2nd Circuit Holds that FINRA Lacks Statutory Authority and FINRA Rule was Invalid
The Securities Exchange Act of 1934 (the “Exchange Act”) authorizes the Financial Industry Regulatory Authority (“FINRA”) and other SROs to regulate within the securities industry. FINRA’s role includes registering and educating industry participants, examining firms, implementing rules, and enforcing them alongside the federal securities laws. FINRA’s enforcement tools include imposing fines for violations. Last week, in Firero v. FINRA, the United States Court of Appeal for the Second Circuit found that FINRA lacked the power to sue for unpaid fines.
Summary of Facts and Judgment
Fiero Brothers (the “Firm”) was a FINRA member and registered broker-dealer. John J. Fiero (“Mr. Fiero,” and together with the Firm, “Fiero”) was the Firm’s only registered representative. In 1998, FINRA brought an enforcement action against Fiero for engaging in illegal short-selling, among other violations. FINRA permanently barred and fined them $1 million, plus costs. For the next ten years, FINRA attempted unsuccessfully to collect the fine from Fiero. In 2003, FINRA filed suit in New York state court to recover the fine and costs. The lower courts found in FINRA’s favor; however, the New York Court of Appeals reversed, holding that the FINRA complaint fell under the exclusive jurisdiction of the federal courts.
Fiero then sought a declaratory judgement in federal district court, that FINRA lacked authority to collect fines through judicial proceedings. FINRA filed a counterclaim seeking to enforce its fine, and both parties moved to dismiss each other’s claims. The District Court entered judgment in FINRA’s favor, dismissing Fiero’s complaint. The Second Circuit reversed, holding that:
(1) the Exchange Act did not authorize FINRA to sue for fines, stating that the specificity of the statute, and omission of the power to sue indicated Congress’ intent to withhold this power from SROs. The court noted that FINRA’s longstanding practice did not include filing suits, and that the Fiero case was the first it had brought; and
(2) FINRA’s 1990 rule permitting it to sue for fines was improperly promulgated under the Exchange Act, specifically that it was not a “housekeeping rule” that is approved upon receipt of the SEC (as submitted by FINRA), but was instead a substantive rule, subject to notice and a comment period.
Implications of the Court’s Decision
Following the decision, FINRA’s general counsel reportedly stated that FINRA would “continue to review the ruling and weigh our options.”
Those options include seeking review by the United States Supreme Court, or asking Congress to provide SROs with the right to seek enforcement of their fines in court. In the meantime, FINRA may, and will, pursue collection of fines short of litigation, and suspend or bar violators from the industry. FINRA may seek the SEC’s assistance in obtaining court orders that include payment of fines. However, the decision hampers FINRA to the extent that fear of litigation inspired violators to pay their fines.
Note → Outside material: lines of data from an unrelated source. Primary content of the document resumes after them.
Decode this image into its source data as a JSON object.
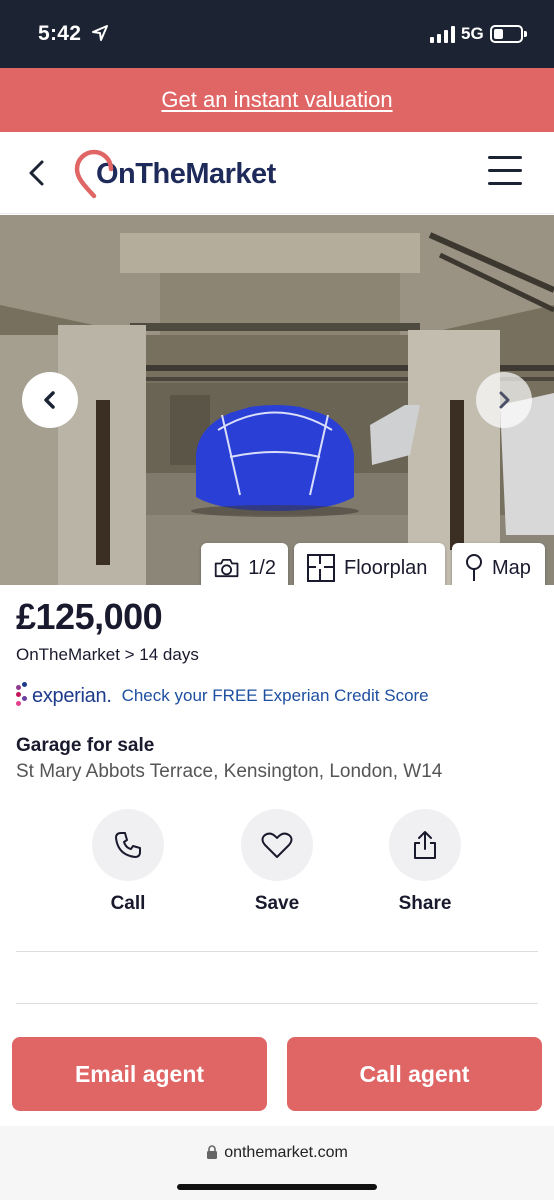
{
  "status_bar": {
    "time": "5:42",
    "network": "5G"
  },
  "promo": {
    "label": "Get an instant valuation"
  },
  "header": {
    "logo_text": "OnTheMarket"
  },
  "gallery": {
    "counter": "1/2",
    "floorplan_label": "Floorplan",
    "map_label": "Map"
  },
  "listing": {
    "price": "£125,000",
    "source": "OnTheMarket > 14 days",
    "experian_brand": "experian.",
    "experian_cta": "Check your FREE Experian Credit Score",
    "property_type": "Garage for sale",
    "address": "St Mary Abbots Terrace, Kensington, London, W14"
  },
  "actions": {
    "call": "Call",
    "save": "Save",
    "share": "Share"
  },
  "cta": {
    "email_agent": "Email agent",
    "call_agent": "Call agent"
  },
  "browser": {
    "url": "onthemarket.com"
  },
  "colors": {
    "brand": "#e06666",
    "navy": "#1e2a5a",
    "status_bar": "#1c2333"
  }
}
But some commentators have noted that FINRA seldom pursued barred individuals for unpaid fines, and rarely sued (one put the total number of lawsuits at five, including Fiero). Furthermore, violators who are not barred have an incentive to pay their fines if they wish to keep their licenses. Reactions were positive from those who believed that FINRA had been exceeding its statutory power for years, and abusing the rule-making process.
Rule-making is likely the area most impacted by the ruling. The court’s criticism that FINRA bypassed the notice and comment procedure may cause SROs and the SEC to scrutinize proposed rules, or second-guess existing “housekeeping” rules, to ensure that they are not substantive, and subject to a lengthy approval process. Moreover, future litigants may be encouraged to seek judicial review of SRO rules that were approved in the more streamlined process for “housekeeping” rules.
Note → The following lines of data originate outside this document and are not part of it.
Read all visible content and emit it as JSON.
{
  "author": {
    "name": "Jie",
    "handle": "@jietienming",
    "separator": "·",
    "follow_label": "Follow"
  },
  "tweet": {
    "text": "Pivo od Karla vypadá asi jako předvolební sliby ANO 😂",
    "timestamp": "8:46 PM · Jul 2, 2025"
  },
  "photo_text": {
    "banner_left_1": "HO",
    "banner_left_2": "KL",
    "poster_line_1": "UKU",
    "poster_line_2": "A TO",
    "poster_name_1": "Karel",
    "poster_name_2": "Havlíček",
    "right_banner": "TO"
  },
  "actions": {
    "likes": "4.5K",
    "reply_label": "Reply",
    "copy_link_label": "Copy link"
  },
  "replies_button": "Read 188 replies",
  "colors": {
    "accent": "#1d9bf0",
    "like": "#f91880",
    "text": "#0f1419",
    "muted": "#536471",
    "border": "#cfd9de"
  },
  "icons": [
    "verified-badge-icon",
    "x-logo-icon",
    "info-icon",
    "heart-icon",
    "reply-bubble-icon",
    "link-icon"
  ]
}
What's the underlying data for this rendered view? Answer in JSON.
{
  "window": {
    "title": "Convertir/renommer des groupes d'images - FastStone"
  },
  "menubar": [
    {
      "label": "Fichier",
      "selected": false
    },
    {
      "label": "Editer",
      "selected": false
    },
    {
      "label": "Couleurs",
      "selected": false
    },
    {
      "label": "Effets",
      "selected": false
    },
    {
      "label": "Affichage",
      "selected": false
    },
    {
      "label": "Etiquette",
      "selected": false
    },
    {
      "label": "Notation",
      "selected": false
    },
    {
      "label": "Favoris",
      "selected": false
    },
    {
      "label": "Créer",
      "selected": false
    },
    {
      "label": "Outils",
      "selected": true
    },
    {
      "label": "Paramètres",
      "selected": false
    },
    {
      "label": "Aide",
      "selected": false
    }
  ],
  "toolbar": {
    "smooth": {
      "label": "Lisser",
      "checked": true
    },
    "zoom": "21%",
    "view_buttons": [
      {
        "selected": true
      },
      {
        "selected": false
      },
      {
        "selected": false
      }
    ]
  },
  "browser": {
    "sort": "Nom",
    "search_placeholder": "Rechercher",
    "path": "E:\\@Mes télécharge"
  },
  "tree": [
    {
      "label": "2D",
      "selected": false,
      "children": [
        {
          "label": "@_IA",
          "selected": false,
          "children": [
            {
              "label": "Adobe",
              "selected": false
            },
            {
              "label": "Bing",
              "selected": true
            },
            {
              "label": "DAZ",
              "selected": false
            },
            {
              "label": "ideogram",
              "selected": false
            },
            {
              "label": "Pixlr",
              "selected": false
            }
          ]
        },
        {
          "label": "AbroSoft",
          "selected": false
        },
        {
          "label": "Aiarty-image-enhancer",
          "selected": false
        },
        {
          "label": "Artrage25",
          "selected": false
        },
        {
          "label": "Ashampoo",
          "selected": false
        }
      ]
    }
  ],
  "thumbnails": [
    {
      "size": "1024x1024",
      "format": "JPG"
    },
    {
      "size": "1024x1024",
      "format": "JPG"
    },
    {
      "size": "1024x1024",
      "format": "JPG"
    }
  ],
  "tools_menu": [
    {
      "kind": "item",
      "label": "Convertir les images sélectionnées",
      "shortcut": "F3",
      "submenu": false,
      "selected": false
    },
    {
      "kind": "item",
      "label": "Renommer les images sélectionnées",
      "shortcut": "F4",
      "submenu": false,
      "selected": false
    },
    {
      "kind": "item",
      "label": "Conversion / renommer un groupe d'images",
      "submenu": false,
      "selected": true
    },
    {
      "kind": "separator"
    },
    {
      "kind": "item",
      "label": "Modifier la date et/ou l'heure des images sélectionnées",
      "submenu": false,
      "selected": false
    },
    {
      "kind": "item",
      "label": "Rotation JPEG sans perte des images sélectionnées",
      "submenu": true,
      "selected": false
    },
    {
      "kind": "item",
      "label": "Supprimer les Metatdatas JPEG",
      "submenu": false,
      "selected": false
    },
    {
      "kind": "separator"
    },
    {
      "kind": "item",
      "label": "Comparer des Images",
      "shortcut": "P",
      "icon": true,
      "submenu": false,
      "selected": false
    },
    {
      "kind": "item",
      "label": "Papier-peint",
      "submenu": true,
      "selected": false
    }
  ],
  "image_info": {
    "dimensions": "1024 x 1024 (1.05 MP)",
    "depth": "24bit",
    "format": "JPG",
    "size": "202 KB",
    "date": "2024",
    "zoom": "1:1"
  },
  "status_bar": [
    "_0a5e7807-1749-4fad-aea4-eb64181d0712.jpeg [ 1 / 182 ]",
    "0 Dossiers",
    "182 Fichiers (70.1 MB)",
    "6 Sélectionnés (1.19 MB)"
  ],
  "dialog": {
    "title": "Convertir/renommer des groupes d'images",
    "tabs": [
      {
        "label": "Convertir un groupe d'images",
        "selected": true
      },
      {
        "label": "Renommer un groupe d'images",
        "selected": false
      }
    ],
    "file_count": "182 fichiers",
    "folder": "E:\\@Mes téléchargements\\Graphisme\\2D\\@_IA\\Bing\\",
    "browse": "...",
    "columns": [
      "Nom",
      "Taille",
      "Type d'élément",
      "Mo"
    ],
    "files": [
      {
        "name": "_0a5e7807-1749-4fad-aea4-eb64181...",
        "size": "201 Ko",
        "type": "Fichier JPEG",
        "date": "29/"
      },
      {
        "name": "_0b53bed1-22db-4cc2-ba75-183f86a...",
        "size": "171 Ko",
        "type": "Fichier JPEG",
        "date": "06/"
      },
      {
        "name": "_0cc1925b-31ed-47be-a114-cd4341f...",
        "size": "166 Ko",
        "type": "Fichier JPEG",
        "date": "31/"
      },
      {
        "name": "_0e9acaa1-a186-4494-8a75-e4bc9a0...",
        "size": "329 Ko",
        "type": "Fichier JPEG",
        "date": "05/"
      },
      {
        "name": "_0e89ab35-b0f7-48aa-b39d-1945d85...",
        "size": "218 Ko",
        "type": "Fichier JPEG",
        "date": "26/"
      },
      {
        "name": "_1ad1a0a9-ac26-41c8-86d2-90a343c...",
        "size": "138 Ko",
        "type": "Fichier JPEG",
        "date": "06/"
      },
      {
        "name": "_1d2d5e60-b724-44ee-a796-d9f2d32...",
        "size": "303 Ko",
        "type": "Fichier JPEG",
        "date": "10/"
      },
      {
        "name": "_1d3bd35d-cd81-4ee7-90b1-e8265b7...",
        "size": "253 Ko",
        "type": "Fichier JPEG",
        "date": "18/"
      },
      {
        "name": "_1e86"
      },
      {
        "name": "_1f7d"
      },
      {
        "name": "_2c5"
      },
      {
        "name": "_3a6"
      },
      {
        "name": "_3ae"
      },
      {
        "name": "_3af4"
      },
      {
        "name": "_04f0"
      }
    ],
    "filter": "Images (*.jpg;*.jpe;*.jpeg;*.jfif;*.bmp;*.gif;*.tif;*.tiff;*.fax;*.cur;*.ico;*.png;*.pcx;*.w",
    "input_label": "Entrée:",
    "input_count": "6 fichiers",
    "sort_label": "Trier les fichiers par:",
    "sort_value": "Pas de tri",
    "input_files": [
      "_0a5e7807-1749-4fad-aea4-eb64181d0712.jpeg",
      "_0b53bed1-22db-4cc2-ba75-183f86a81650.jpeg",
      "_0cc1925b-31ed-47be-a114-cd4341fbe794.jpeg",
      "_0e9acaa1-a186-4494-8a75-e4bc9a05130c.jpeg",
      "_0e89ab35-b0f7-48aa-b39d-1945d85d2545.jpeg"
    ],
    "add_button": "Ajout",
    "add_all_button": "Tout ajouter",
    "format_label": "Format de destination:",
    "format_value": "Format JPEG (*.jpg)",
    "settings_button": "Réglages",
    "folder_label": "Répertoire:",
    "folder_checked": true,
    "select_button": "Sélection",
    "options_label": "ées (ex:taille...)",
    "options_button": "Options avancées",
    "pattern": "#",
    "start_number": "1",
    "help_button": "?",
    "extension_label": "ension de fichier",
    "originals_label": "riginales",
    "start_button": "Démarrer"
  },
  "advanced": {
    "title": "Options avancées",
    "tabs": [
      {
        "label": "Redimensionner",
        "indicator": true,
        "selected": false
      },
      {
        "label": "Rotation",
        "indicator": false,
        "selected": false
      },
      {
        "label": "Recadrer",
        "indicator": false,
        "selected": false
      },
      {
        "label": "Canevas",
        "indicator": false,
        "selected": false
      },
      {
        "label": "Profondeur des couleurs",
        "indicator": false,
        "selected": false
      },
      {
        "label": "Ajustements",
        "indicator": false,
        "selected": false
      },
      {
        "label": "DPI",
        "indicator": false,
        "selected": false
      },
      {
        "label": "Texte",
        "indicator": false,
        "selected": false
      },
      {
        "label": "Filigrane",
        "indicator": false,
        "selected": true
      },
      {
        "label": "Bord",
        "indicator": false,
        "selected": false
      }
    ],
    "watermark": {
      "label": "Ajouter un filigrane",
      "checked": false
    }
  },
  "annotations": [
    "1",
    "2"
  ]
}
New York is home to many financial firms, and the courts there have expertise in interpreting the federal securities laws. Though not binding on other courts, the Second Circuit’s decision will be influential among the other federal circuits. State courts may follow the New York Court of Appeals, and decide that they do not have subject matter jurisdiction over collections cases involving federally-authorized SROs.
A remaining question is whether the decision will impact the proposed SRO for investment advisers, and FINRA as the candidate for that role. At this point, the particulars of that legislation and the SRO’s powers in collecting fines, is unknown. The decision is not expected to affect FINRA’s status as the frontrunner to fill this role.
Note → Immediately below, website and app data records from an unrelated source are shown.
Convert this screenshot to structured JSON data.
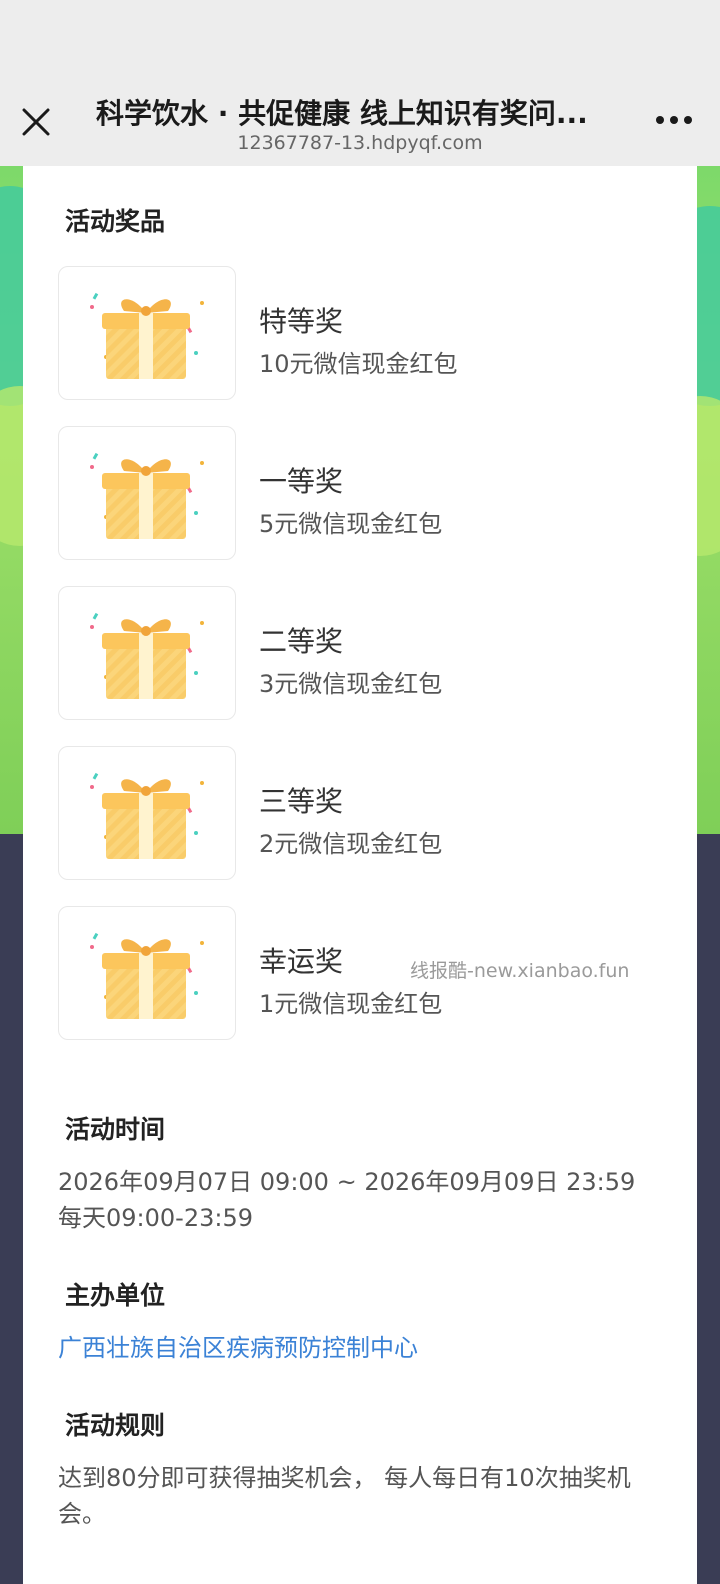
{
  "nav": {
    "title": "科学饮水 · 共促健康 线上知识有奖问...",
    "url": "12367787-13.hdpyqf.com",
    "close_icon": "close-icon",
    "more_icon": "more-dots-icon"
  },
  "prizes_section": {
    "title": "活动奖品",
    "items": [
      {
        "name": "特等奖",
        "desc": "10元微信现金红包",
        "icon": "gift-box-icon"
      },
      {
        "name": "一等奖",
        "desc": "5元微信现金红包",
        "icon": "gift-box-icon"
      },
      {
        "name": "二等奖",
        "desc": "3元微信现金红包",
        "icon": "gift-box-icon"
      },
      {
        "name": "三等奖",
        "desc": "2元微信现金红包",
        "icon": "gift-box-icon"
      },
      {
        "name": "幸运奖",
        "desc": "1元微信现金红包",
        "icon": "gift-box-icon"
      }
    ]
  },
  "watermark": "线报酷-new.xianbao.fun",
  "time_section": {
    "title": "活动时间",
    "range": "2026年09月07日 09:00 ~ 2026年09月09日 23:59",
    "daily": "每天09:00-23:59"
  },
  "organizer_section": {
    "title": "主办单位",
    "name": "广西壮族自治区疾病预防控制中心"
  },
  "rules_section": {
    "title": "活动规则",
    "text": "达到80分即可获得抽奖机会， 每人每日有10次抽奖机会。"
  },
  "colors": {
    "link": "#3b82d6",
    "nav_bg": "#ededed",
    "page_bg": "#3a3d55"
  }
}
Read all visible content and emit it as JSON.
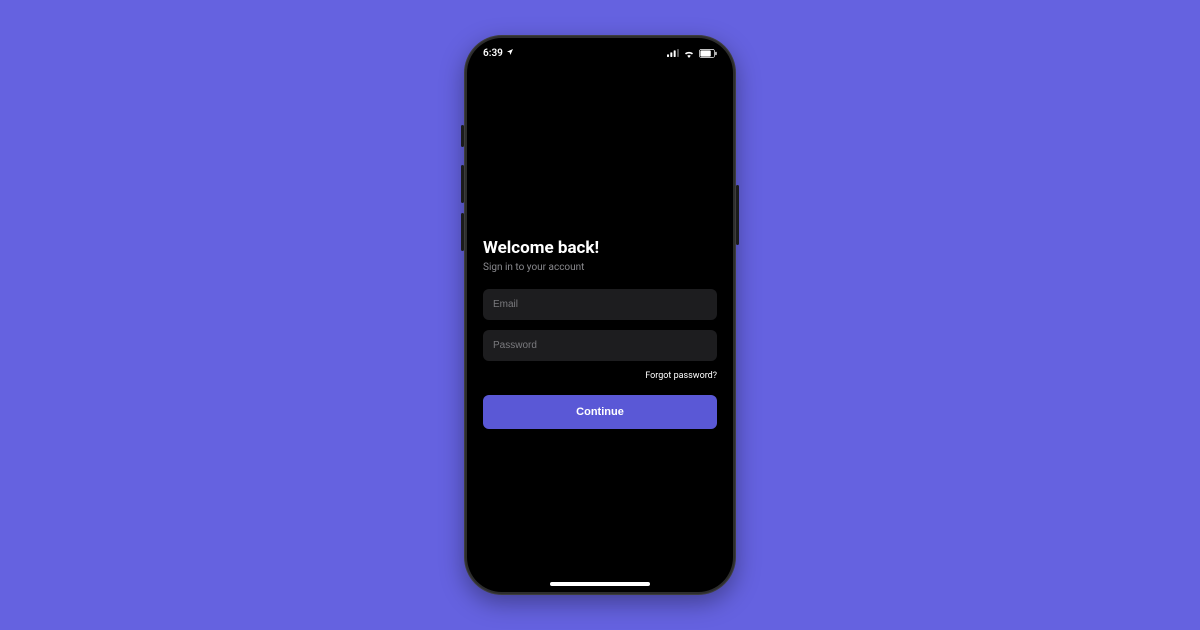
{
  "colors": {
    "page_bg": "#6562e0",
    "accent": "#5a58d6",
    "input_bg": "#1d1d1f"
  },
  "status": {
    "time": "6:39",
    "location_icon": "location-arrow-icon",
    "cellular_icon": "cellular-signal-icon",
    "wifi_icon": "wifi-icon",
    "battery_icon": "battery-icon"
  },
  "login": {
    "title": "Welcome back!",
    "subtitle": "Sign in to your account",
    "email_placeholder": "Email",
    "email_value": "",
    "password_placeholder": "Password",
    "password_value": "",
    "forgot_label": "Forgot password?",
    "continue_label": "Continue"
  }
}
Recent years have seen expanded regulation of the financial industry. Thus, it is surprising that the Second Circuit determined that FINRA lacked a particular enforcement tool. However, it is this climate of expanding regulation that may give FINRA the leverage to seek greater enforcement powers and options from Congress. In the meantime, and perhaps despite a FINRA spokeswoman’s comment that “the decision will not…restrict our ability to enforce FINRA rules and securities laws….,” at least some violators who receive significant fines, but have the means to leave the industry may walk away as an alternative to paying fines.
Cole-Frieman & Mallon LLP provides legal advice and support to all types of investment managers. If you have a question regarding any industry SRO, please feel fre to contact us directly. Bart Mallon can be reached directly at 415-868-5345.